*Work order:* Each line below must be reproduced exactly as it stands. Pictures stay out of the copy.
++++++++
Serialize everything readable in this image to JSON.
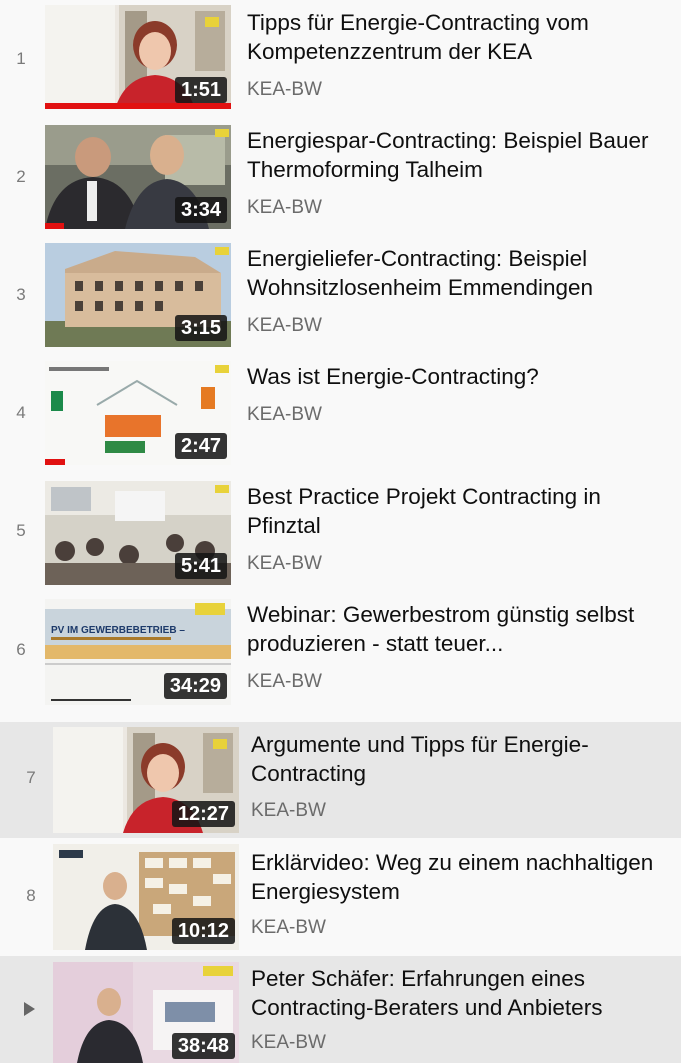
{
  "playlist": {
    "current_marker": "▶",
    "items": [
      {
        "index": "1",
        "duration": "1:51",
        "title": "Tipps für Energie-Contracting vom Kompetenzzentrum der KEA",
        "channel": "KEA-BW",
        "watched": 1.0
      },
      {
        "index": "2",
        "duration": "3:34",
        "title": "Energiespar-Contracting: Beispiel Bauer Thermoforming Talheim",
        "channel": "KEA-BW",
        "watched": 0.1
      },
      {
        "index": "3",
        "duration": "3:15",
        "title": "Energieliefer-Contracting: Beispiel Wohnsitzlosenheim Emmendingen",
        "channel": "KEA-BW",
        "watched": 0
      },
      {
        "index": "4",
        "duration": "2:47",
        "title": "Was ist Energie-Contracting?",
        "channel": "KEA-BW",
        "watched": 0.11
      },
      {
        "index": "5",
        "duration": "5:41",
        "title": "Best Practice Projekt Contracting in Pfinztal",
        "channel": "KEA-BW",
        "watched": 0
      },
      {
        "index": "6",
        "duration": "34:29",
        "title": "Webinar: Gewerbestrom günstig selbst produzieren - statt teuer...",
        "channel": "KEA-BW",
        "watched": 0,
        "slide_heading": "PV IM GEWERBEBETRIEB –"
      },
      {
        "index": "7",
        "duration": "12:27",
        "title": "Argumente und Tipps für Energie-Contracting",
        "channel": "KEA-BW",
        "watched": 0
      },
      {
        "index": "8",
        "duration": "10:12",
        "title": "Erklärvideo: Weg zu einem nachhaltigen Energiesystem",
        "channel": "KEA-BW",
        "watched": 0
      },
      {
        "index": "",
        "duration": "38:48",
        "title": "Peter Schäfer: Erfahrungen eines Contracting-Beraters und Anbieters",
        "channel": "KEA-BW",
        "watched": 0,
        "current": true
      }
    ]
  },
  "colors": {
    "progress": "#e11111",
    "highlight_row": "#e7e7e7",
    "background": "#f9f9f9"
  }
}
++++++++
*Answer for the task:*
Serialize everything readable in this image to JSON.
{
  "playlist": {
    "current_marker": "▶",
    "items": [
      {
        "index": "1",
        "duration": "1:51",
        "title": "Tipps für Energie-Contracting vom Kompetenzzentrum der KEA",
        "channel": "KEA-BW",
        "watched": 1.0
      },
      {
        "index": "2",
        "duration": "3:34",
        "title": "Energiespar-Contracting: Beispiel Bauer Thermoforming Talheim",
        "channel": "KEA-BW",
        "watched": 0.1
      },
      {
        "index": "3",
        "duration": "3:15",
        "title": "Energieliefer-Contracting: Beispiel Wohnsitzlosenheim Emmendingen",
        "channel": "KEA-BW",
        "watched": 0
      },
      {
        "index": "4",
        "duration": "2:47",
        "title": "Was ist Energie-Contracting?",
        "channel": "KEA-BW",
        "watched": 0.11
      },
      {
        "index": "5",
        "duration": "5:41",
        "title": "Best Practice Projekt Contracting in Pfinztal",
        "channel": "KEA-BW",
        "watched": 0
      },
      {
        "index": "6",
        "duration": "34:29",
        "title": "Webinar: Gewerbestrom günstig selbst produzieren - statt teuer...",
        "channel": "KEA-BW",
        "watched": 0,
        "slide_heading": "PV IM GEWERBEBETRIEB –"
      },
      {
        "index": "7",
        "duration": "12:27",
        "title": "Argumente und Tipps für Energie-Contracting",
        "channel": "KEA-BW",
        "watched": 0
      },
      {
        "index": "8",
        "duration": "10:12",
        "title": "Erklärvideo: Weg zu einem nachhaltigen Energiesystem",
        "channel": "KEA-BW",
        "watched": 0
      },
      {
        "index": "",
        "duration": "38:48",
        "title": "Peter Schäfer: Erfahrungen eines Contracting-Beraters und Anbieters",
        "channel": "KEA-BW",
        "watched": 0,
        "current": true
      }
    ]
  },
  "colors": {
    "progress": "#e11111",
    "highlight_row": "#e7e7e7",
    "background": "#f9f9f9"
  }
}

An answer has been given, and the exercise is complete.